Fukushima, Japan – J-Village is the starting point of the 2020 Tokyo Olympic torch relay, and radioactive contamination still remains in the parking lot and the nearby forests at this sports complex in Fukushima prefecture, according to Greenpeace Japan’s most recent survey. On 12 December, the Japanese Ministry of Environment confirmed that the high-level radioactive hotspot identified by Greenpeace in October and a newly-identified hotspot had been removed by Tokyo Electric Power Company (TEPCO). Despite this, on 13-14 December, Greenpeace measured public areas in and around J-Village again and still detected radioactive contamination.
Remarkably, after removing just two hotspots, the standard procedures of decontamination were not followed by TEPCO. The standard practice for Fukushima decontamination is to decontaminate up to 20 metres from the public road. In this case, only the specific hotspots were removed over an area of about 1 square metre, despite the fact that the wider surroundings of the hotspots also showed high levels of radiation.
“We welcome the action of the government and TEPCO to remove the hotspots near J-Village. However, radioactive contamination at J-Village is not under control and remains complex, with high levels of radiation in the area that can spread and re-concentrate with heavy rainfall,” said Heinz Smital, nuclear physicist and radiation specialist at Greenpeace Germany who is currently in Fukushima.
The original location of the highest radiation hotspot identified by Greenpeace on 26 October was 71 microSieverts per hour (µSv/h) close to the surface and 32µSv/h at 10cm. On 13 December, Greenpeace’s radiation survey team found the radiation levels of the same location to be lower than 1 µSv/h at 10cm during the re-test.
However, on the same day just to the north of this hotspot, Greenpeace identified a patch of ground adjacent to the parking lot, where levels were up to 2.2 µSv/h at 10cm. Near the entrance of this same parking lot, Greenpeace measured 2.6 µSv/h at 10cm and 1 µSv/h at 1 meter. Additionally, at the edge of a forest north of the car park, radiation hotspots of 2.6 µSv/h at 10cm were identified. A second forest 300 meters north showed consistent levels of 0.6 μSv/h at 10cm, and 0.4 µSv/h at 1 meter, which is almost double the government’s decontamination target.
“Many questions and uncertainties remain: how were such high levels of radiation (71 µSv/h at close to surface) not detected during the earlier decontamination by TEPCO? Why were only the most alarming hotspots removed and not the wider areas following the standard decontamination procedures? Given these apparent failures, the ability of the authorities to accurately and consistently identify radiation hotspots appears to be seriously in doubt.

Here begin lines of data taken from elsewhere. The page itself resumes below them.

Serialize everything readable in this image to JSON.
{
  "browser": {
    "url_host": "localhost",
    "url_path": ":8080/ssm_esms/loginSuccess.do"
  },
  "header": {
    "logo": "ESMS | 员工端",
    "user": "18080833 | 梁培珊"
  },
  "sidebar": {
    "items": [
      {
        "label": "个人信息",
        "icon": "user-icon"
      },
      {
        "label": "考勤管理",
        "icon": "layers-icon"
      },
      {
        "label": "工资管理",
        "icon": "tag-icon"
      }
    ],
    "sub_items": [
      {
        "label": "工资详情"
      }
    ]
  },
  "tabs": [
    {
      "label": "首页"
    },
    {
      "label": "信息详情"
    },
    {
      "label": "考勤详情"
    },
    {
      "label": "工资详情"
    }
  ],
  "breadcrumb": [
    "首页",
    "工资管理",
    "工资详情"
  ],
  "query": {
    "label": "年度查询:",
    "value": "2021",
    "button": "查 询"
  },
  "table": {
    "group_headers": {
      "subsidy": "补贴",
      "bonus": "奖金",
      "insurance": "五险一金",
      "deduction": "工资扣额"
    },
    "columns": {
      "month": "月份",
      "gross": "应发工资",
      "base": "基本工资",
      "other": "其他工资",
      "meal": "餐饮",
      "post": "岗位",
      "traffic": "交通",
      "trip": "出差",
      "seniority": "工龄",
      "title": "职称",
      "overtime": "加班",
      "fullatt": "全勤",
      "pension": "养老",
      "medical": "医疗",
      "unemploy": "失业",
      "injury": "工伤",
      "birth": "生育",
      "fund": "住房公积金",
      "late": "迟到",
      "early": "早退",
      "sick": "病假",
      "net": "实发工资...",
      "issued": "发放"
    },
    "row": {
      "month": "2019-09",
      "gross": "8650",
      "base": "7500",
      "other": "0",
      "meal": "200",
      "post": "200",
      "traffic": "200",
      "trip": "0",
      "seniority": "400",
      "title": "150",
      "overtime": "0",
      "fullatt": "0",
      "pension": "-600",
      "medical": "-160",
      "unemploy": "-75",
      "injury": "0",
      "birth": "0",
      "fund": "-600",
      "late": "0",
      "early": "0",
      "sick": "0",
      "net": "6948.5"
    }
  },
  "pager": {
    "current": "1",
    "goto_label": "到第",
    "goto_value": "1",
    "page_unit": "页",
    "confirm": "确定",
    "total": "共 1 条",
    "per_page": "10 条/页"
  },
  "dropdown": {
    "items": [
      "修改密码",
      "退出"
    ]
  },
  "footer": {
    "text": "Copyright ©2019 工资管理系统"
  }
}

We call on the authorities to act swiftly and effectively to provide a comprehensive decontamination action plan that can reassure the public,” said Smital.
Greenpeace video and stills of its latest survey are available on request.
Heinz Smital, Radiation Specialist, Greenpeace Germany, [email protected], +49 171 8780803
Mitsuhisa Kawase, Communications Officer, Greenpeace Japan, [email protected], +81 (0)70 31954165